— Dataset rows describing interfaces —
• • • •

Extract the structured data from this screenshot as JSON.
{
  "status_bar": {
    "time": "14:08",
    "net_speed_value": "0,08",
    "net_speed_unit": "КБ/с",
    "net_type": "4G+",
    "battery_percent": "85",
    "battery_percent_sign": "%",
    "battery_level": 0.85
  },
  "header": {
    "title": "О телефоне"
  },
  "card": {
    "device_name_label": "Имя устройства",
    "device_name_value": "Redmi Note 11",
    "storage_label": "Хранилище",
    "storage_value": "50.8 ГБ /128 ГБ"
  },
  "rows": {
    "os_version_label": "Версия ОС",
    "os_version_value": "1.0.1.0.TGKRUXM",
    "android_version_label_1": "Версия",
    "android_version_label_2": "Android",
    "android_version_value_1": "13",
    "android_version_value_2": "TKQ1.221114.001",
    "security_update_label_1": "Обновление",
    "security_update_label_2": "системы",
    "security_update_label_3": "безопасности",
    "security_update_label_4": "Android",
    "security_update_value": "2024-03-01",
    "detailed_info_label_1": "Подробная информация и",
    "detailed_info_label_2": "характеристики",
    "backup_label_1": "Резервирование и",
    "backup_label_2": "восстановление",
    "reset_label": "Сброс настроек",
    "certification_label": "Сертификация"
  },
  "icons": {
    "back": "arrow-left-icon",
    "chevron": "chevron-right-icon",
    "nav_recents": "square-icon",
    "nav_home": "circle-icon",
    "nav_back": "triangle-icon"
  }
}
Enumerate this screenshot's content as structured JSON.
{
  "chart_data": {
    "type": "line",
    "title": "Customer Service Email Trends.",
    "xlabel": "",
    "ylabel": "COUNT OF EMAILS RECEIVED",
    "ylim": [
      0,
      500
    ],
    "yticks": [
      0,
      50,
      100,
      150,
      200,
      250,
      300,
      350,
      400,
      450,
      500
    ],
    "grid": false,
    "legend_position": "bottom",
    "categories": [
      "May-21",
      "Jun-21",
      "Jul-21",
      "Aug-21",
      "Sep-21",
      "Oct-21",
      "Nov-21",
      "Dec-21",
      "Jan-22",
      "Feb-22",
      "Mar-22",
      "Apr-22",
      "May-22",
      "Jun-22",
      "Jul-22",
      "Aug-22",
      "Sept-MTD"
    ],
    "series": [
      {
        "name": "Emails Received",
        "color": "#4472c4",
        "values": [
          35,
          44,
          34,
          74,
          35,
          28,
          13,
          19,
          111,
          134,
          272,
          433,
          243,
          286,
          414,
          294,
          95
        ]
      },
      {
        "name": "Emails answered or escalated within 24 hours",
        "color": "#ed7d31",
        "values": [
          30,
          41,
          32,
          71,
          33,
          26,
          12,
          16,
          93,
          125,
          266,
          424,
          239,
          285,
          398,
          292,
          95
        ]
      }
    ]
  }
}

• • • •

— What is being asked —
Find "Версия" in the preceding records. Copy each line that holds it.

— Task output —
    "os_version_label": "Версия ОС",
    "android_version_label_1": "Версия",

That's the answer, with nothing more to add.